Two other aspects of the Mattel opinion are worth noting. First, again turning to the language of the contract, the court found the phrase, “at any time during my employment,” to be ambiguous. Did it include time spent away from work including evenings and weekends or should it be interpreted more narrowly (during the work day itself)? The District Court had given the phrase a very broad interpretation, granting summary judgment on this issue. The appellate court felt this issue should have been resolved by the jury and reversed.
Second, the Ninth Circuit addressed the copyright issues. The court found that even if Mattel had a legitimate copyright to “its particular expression of the bratty doll idea,” it could not claim the idea itself. As the court humorously observed, “Otherwise, the first person to express any idea would have a monopoly over it. Degas can’t prohibit other artists from painting ballerinas, and Charlaine Harris can’t stop Stephanie Meyer from publishing Twilight just because Sookie came first. Similarly, MGA was free to look at Bryant’s sketches and say, “Good idea! We want to create bratty dolls too.”

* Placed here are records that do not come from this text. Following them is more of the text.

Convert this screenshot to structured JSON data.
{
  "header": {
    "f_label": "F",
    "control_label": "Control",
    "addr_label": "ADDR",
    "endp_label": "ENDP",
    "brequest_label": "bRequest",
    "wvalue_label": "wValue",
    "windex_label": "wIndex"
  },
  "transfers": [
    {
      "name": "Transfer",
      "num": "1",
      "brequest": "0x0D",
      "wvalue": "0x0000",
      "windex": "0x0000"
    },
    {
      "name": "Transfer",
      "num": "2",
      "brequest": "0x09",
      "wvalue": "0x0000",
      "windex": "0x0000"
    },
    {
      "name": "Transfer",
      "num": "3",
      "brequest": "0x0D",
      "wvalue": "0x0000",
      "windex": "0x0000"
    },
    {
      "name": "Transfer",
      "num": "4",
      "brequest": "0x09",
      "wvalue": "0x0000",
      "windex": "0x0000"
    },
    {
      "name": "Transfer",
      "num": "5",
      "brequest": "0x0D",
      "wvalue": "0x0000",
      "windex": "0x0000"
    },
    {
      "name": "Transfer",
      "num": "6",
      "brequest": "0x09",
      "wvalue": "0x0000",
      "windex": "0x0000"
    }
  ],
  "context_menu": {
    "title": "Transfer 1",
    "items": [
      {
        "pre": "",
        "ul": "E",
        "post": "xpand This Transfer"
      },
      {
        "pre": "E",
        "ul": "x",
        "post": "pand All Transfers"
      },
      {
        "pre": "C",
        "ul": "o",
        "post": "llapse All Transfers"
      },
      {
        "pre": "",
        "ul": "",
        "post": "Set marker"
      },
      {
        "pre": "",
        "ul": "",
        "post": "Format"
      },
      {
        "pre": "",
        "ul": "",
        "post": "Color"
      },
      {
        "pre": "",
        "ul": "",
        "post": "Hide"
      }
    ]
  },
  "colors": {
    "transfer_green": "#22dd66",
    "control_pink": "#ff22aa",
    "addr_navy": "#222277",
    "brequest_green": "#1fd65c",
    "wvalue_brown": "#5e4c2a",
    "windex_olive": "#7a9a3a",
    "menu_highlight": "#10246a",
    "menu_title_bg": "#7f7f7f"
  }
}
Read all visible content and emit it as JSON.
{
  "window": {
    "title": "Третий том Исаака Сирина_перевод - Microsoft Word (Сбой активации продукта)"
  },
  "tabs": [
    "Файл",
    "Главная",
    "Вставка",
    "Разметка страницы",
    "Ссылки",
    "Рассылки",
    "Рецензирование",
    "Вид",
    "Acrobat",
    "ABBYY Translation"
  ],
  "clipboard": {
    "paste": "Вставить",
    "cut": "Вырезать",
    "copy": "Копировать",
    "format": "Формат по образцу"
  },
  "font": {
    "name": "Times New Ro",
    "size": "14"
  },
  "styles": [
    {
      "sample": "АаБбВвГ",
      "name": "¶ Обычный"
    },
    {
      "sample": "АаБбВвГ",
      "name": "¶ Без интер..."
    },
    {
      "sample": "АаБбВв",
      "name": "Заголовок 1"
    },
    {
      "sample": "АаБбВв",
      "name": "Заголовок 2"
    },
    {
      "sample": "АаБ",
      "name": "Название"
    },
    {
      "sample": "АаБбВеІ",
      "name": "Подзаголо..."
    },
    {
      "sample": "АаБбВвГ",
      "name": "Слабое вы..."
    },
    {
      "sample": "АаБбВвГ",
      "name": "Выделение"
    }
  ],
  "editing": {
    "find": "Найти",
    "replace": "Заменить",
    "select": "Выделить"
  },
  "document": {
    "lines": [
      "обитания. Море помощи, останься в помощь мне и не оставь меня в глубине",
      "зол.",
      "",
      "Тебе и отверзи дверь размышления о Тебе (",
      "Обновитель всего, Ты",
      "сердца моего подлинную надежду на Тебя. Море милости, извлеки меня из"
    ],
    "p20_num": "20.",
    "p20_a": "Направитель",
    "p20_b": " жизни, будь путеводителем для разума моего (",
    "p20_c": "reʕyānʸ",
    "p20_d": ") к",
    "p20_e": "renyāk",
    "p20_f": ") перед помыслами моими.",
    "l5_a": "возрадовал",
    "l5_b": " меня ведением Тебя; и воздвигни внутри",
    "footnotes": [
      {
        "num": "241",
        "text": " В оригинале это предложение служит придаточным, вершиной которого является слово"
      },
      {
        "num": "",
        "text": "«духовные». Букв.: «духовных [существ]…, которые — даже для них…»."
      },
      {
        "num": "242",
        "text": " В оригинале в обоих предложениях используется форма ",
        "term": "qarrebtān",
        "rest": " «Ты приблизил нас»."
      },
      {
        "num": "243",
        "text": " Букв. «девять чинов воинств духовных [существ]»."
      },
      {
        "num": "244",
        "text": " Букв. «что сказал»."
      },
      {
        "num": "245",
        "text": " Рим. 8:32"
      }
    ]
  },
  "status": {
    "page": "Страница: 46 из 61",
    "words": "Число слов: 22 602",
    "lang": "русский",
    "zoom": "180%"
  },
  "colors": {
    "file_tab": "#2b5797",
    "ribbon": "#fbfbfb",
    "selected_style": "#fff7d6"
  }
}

As the discussion above reveals, the District Court’s decision was largely reversed. The case was sent back to the lower court for further proceedings “consistent with” the Ninth Circuit’s analysis. As a parting shot, the Ninth Circuit observed, “America thrives on competition; Barbie, the all-American girl, will too.”
The takeaways from the opinion and the analysis above are many. Briefly summarized, they are:
1) begin your analysis with the contract language; it is is critical;
2) evaluate the scope of the inventions assignment agreement – is the language used clear or ambiguous;
3) evaluate whether your company has used different agreements, with different language, for different employees; if so, this could prove problematic;
4) consider your state’s statutes, particularly if there are specific provisions addressing limitations on invention assignment agreements, particularly for work done by the employee on his/her own time and without utilizing the employer’s resources;
5) even if the employee may have utilized some of the employer’s resources, consider whether this was a de minimus use or was substantial;
6) if the employee developed the ideas on his/her own time and without using your resources, evaluate whether the ideas developed were linked to your business or your actual or anticipated product line;
7) consider your state’s common law claims; do they provide your company a legitimate challenge to the actions of your ex-employee;
8 ) understand the overlap between employment and IP law and involve individuals with expertise in both disciplines; and
9) recognize that your efforts to enforce an inventions assignment agreement may be viewed by the courts as inhibiting competition.
As the Mattel case illustrates, the stakes in these kinds of cases may be quite high. That fact alone may drive litigation, even when the claims are less meritorious than they might first appear. Before plunging into a lawsuit, make a careful effort to assess the issues above. You won’t regret that up-front investment, even if you conclude your company was wronged and litigation is absolutely justified.